◆ **ASSIGNED TASK**
The records should be written out in full, with nothing altered.

◆ **SUPPLIED RECORDS**
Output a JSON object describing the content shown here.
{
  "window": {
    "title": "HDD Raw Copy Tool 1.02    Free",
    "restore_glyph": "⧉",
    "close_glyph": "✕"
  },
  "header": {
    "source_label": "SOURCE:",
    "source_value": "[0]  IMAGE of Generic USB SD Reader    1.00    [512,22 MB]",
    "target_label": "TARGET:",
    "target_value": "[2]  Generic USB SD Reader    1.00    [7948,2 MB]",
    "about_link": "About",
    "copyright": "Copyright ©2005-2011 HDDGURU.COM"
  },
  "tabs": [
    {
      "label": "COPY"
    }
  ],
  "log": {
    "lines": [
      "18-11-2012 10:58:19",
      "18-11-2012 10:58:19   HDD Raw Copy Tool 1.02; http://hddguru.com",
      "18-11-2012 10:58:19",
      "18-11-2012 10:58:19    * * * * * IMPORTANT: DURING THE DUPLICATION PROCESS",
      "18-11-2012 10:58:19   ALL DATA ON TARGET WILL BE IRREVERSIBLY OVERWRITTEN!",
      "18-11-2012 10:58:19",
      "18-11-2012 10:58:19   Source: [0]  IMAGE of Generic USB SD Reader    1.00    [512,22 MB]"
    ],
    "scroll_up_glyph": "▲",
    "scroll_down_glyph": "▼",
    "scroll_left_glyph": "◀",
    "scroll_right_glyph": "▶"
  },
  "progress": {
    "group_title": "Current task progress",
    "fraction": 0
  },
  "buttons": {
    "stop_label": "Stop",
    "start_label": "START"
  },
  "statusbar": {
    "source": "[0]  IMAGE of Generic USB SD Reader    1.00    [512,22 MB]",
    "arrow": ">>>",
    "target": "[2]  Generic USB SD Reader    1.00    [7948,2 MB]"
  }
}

◆ **ANSWER TO THIS TASK**
Output a JSON object describing the content shown here.
{
  "window": {
    "title": "HDD Raw Copy Tool 1.02    Free",
    "restore_glyph": "⧉",
    "close_glyph": "✕"
  },
  "header": {
    "source_label": "SOURCE:",
    "source_value": "[0]  IMAGE of Generic USB SD Reader    1.00    [512,22 MB]",
    "target_label": "TARGET:",
    "target_value": "[2]  Generic USB SD Reader    1.00    [7948,2 MB]",
    "about_link": "About",
    "copyright": "Copyright ©2005-2011 HDDGURU.COM"
  },
  "tabs": [
    {
      "label": "COPY"
    }
  ],
  "log": {
    "lines": [
      "18-11-2012 10:58:19",
      "18-11-2012 10:58:19   HDD Raw Copy Tool 1.02; http://hddguru.com",
      "18-11-2012 10:58:19",
      "18-11-2012 10:58:19    * * * * * IMPORTANT: DURING THE DUPLICATION PROCESS",
      "18-11-2012 10:58:19   ALL DATA ON TARGET WILL BE IRREVERSIBLY OVERWRITTEN!",
      "18-11-2012 10:58:19",
      "18-11-2012 10:58:19   Source: [0]  IMAGE of Generic USB SD Reader    1.00    [512,22 MB]"
    ],
    "scroll_up_glyph": "▲",
    "scroll_down_glyph": "▼",
    "scroll_left_glyph": "◀",
    "scroll_right_glyph": "▶"
  },
  "progress": {
    "group_title": "Current task progress",
    "fraction": 0
  },
  "buttons": {
    "stop_label": "Stop",
    "start_label": "START"
  },
  "statusbar": {
    "source": "[0]  IMAGE of Generic USB SD Reader    1.00    [512,22 MB]",
    "arrow": ">>>",
    "target": "[2]  Generic USB SD Reader    1.00    [7948,2 MB]"
  }
}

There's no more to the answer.